*** Supplied data ***

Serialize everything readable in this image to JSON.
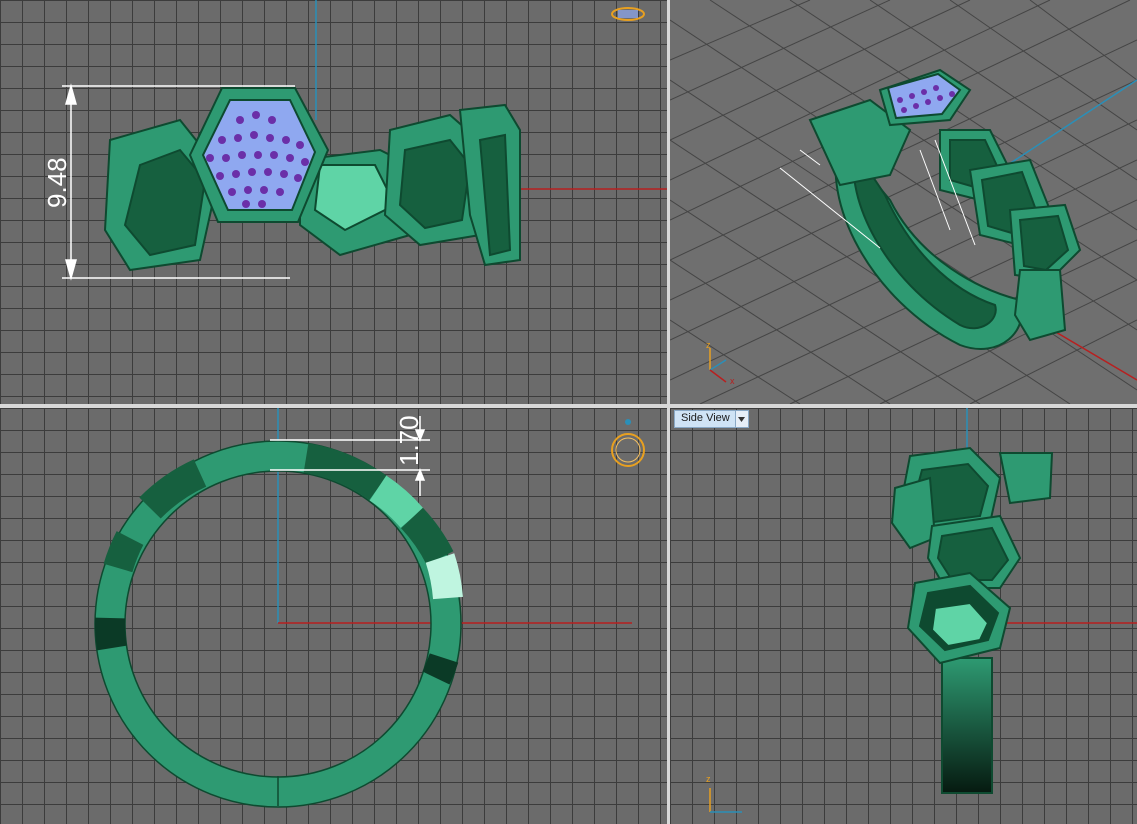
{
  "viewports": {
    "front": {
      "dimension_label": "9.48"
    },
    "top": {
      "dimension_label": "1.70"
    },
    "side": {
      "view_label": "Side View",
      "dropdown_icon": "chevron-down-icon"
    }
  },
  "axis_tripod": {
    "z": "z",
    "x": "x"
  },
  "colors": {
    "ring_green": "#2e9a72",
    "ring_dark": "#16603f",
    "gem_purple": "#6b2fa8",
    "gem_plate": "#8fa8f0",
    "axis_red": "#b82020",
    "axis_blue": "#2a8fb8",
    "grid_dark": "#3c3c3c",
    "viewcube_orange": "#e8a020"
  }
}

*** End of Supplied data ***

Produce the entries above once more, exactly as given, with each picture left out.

Solution to the exercise:
Serialize everything readable in this image to JSON.
{
  "viewports": {
    "front": {
      "dimension_label": "9.48"
    },
    "top": {
      "dimension_label": "1.70"
    },
    "side": {
      "view_label": "Side View",
      "dropdown_icon": "chevron-down-icon"
    }
  },
  "axis_tripod": {
    "z": "z",
    "x": "x"
  },
  "colors": {
    "ring_green": "#2e9a72",
    "ring_dark": "#16603f",
    "gem_purple": "#6b2fa8",
    "gem_plate": "#8fa8f0",
    "axis_red": "#b82020",
    "axis_blue": "#2a8fb8",
    "grid_dark": "#3c3c3c",
    "viewcube_orange": "#e8a020"
  }
}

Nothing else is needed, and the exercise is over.